We train each of our neural models with the Adam optimizer (Kingma and Ba, 2015) for up to ten epochs with early stopping measured on the validation set. We apply a dropout rate of 0.5 during training in the recurrent layers and after the convolutional layers. We set our hidden sizes (i.e., the output of the recurrent and pooling layers) as well as our batch size to 128, and tune our learning rate to ; we set these parameters relatively small to try to work with our small data. We also experiment with scheduling the learning rate on plateau of the validation loss, and with pre-training the models on a much larger sentiment dataset, the Stanford Sentiment Treebank (Socher et al., 2013), to help combat the problem of small data, but this does not improve the performance of our neural networks.
Appendix D Error Analysis Examples

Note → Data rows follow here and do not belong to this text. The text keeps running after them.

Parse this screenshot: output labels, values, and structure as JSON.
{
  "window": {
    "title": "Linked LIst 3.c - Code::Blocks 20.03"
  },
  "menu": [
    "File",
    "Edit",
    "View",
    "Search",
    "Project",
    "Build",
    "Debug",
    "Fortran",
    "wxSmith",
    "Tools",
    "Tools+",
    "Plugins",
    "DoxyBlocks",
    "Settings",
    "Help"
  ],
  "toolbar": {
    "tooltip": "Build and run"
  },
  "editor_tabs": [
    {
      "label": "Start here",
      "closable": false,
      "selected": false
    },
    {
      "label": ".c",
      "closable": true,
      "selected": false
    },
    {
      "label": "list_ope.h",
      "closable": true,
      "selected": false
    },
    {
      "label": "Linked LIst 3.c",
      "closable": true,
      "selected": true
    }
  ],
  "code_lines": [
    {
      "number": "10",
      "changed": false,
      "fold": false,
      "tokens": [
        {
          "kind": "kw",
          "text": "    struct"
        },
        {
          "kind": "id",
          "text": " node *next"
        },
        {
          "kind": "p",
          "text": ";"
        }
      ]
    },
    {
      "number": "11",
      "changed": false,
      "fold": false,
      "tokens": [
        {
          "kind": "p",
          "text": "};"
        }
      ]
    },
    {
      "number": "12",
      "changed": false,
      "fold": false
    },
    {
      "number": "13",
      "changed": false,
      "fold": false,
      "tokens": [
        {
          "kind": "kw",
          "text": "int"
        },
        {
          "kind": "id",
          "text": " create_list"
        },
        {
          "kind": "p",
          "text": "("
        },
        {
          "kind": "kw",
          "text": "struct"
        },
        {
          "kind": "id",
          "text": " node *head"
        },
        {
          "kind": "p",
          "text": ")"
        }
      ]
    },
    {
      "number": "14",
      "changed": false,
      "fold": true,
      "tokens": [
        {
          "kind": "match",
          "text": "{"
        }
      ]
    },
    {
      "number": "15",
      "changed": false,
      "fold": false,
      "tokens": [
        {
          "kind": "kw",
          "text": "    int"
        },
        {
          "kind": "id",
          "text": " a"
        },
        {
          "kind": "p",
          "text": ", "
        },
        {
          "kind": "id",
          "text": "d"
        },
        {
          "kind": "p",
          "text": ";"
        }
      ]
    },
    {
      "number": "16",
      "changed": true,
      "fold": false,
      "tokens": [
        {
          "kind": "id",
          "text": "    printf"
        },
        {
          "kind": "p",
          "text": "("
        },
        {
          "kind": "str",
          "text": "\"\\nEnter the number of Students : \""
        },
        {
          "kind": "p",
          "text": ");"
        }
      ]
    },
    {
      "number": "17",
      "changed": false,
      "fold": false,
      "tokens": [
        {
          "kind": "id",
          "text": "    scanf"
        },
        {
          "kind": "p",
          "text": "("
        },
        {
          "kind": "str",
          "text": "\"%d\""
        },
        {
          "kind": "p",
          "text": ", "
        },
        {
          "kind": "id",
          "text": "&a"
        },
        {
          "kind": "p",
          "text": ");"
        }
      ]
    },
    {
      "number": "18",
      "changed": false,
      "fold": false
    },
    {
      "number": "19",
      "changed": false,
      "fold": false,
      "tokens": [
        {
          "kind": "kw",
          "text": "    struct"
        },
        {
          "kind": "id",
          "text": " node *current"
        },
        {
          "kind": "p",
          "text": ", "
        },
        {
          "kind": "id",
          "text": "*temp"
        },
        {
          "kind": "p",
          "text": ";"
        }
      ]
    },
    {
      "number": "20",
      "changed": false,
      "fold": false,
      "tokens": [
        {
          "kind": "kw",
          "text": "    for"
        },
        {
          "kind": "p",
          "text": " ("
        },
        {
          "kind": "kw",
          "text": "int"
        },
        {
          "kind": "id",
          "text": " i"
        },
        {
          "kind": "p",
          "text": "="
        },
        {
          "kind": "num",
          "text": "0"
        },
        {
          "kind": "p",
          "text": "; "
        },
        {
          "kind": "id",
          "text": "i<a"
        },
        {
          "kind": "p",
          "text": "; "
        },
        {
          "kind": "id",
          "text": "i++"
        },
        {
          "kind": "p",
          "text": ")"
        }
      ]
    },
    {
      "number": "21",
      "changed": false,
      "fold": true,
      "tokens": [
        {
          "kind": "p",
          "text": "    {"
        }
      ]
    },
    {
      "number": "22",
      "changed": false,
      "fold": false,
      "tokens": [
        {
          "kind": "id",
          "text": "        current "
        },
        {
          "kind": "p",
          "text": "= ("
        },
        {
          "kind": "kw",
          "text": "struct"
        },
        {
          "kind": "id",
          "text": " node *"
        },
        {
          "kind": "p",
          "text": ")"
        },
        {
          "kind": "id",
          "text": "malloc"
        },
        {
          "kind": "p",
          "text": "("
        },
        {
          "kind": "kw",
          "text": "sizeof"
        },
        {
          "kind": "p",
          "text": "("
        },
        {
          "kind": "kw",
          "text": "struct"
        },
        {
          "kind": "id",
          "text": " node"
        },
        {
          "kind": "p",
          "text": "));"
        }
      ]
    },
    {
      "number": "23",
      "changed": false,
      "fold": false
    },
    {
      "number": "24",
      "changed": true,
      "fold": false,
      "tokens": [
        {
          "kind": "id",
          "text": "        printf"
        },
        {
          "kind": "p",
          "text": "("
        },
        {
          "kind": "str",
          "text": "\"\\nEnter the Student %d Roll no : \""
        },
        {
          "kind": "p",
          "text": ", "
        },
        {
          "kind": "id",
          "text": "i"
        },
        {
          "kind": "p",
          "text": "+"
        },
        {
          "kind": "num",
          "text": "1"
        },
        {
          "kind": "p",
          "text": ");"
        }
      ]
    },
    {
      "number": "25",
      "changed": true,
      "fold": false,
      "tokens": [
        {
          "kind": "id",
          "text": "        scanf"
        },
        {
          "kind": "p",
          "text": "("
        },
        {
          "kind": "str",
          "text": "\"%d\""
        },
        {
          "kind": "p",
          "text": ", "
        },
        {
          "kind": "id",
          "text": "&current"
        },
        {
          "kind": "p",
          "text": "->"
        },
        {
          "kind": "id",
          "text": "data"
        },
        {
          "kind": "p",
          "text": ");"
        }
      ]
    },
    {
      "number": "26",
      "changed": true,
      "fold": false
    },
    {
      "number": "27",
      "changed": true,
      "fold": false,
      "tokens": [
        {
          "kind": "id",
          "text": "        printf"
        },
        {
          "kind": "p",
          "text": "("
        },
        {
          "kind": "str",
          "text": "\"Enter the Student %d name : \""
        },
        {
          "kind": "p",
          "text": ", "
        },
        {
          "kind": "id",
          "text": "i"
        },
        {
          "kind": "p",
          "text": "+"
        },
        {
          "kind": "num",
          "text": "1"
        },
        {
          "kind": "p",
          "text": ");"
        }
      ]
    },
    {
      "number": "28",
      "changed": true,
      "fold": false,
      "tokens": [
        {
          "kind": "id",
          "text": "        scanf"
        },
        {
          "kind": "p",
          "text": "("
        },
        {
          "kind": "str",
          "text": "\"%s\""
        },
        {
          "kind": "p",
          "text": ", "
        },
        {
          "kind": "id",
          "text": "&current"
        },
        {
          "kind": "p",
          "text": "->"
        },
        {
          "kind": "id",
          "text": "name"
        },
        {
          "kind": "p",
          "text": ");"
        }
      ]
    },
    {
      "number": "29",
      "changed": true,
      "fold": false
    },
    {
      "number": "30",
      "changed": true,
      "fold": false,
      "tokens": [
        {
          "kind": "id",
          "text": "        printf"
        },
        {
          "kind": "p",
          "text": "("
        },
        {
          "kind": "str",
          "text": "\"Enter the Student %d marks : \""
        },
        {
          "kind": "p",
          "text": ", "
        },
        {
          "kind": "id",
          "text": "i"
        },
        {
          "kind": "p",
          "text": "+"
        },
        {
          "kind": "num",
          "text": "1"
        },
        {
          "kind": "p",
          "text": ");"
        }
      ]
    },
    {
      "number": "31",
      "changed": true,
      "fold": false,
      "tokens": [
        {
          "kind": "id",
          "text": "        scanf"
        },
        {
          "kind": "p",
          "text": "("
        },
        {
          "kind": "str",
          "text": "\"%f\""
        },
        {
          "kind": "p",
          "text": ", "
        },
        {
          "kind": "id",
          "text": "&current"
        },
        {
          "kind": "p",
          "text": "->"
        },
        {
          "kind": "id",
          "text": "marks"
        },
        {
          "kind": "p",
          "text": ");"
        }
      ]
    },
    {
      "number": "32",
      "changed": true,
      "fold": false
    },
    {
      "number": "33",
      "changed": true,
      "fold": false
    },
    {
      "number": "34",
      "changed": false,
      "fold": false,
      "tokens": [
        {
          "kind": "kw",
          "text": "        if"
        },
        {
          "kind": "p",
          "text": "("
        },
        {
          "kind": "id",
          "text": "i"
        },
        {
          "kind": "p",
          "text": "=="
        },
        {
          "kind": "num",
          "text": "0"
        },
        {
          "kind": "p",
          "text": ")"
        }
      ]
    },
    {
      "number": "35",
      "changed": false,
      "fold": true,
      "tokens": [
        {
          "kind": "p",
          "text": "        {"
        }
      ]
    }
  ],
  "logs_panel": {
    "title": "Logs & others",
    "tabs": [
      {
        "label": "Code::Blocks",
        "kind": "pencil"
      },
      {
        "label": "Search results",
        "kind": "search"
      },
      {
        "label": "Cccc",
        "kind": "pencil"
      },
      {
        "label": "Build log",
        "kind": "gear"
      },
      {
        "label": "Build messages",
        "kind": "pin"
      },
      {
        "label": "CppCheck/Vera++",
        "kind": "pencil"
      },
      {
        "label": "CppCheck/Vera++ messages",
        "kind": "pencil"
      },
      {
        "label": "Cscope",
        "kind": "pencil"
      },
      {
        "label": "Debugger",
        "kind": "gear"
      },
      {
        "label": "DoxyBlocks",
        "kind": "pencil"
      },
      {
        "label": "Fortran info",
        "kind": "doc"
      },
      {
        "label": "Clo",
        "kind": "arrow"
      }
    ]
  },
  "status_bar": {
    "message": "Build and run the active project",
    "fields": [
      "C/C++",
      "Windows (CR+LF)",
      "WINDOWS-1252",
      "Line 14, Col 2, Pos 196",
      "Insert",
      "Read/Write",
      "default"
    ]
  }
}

We had 2 classes together, so we spent a few hours together most days working through problem sets. This next semester, I won’t even have that. I’ll probably be in more isolation this time around. Any tips are appreciated. Thanks!
|I developed and was diagnosed with PTSD 5 months later., I was having trouble sleeping (still kind of do), hypervigilant, moody and suicidal at times. I never thought I would make it through…but looking back,I used every single coping skill possible to survive, even if that meant calling crisis every day. I’m not perfect today but I really see the light at the end of the tunnel. I look forward to my future.||Not Stress||57%||ptsd||Both|
|She’s the first person I’ve ever really opened up to. I haven’t told her everything about whats happened, but she does know about my anxiety (which I get from my PTSD) and she reacts sportively to it. To some extent, I let me be ”myself” around her, whatever I am. She’s moving. She’s moving to Maryland.||Stress||80%||ptsd||BERT|
|Sorry for the essay, poor grammar and punctuation. Thursday night. I asked a friend what they were up to tonight by text and instantly got a phone call after. Now usually I’d ignore their called calls due to the worry of having an awkward phone conversation. This time I answer and we agree for them to come over.||Not Stress||57%||anxiety||BERT|
|We are in an uneasy peace right now, and i don’t touch her although i am still the same caring guy but with precautions. What did i do to deserve this? and why do bad men get the good wife that sticks around and the good men always lose? I want to have my life back but i cannot see how? filling for a divorce will create a huge scandal since we are a minority as Christians and church laws prevail her, so i am also looking at a minimum of 6 years till any verdict is made.||Stress||100%||relationships||LogReg|
As a supplement to our error analysis discussion in section 6, we provide additional examples of test data points which one or both of our best models (BERT-base or our best logistic regressor with embeddings trained on our unlabeled corpus and high-correlation discrete features) failed to classify correctly in Table 10.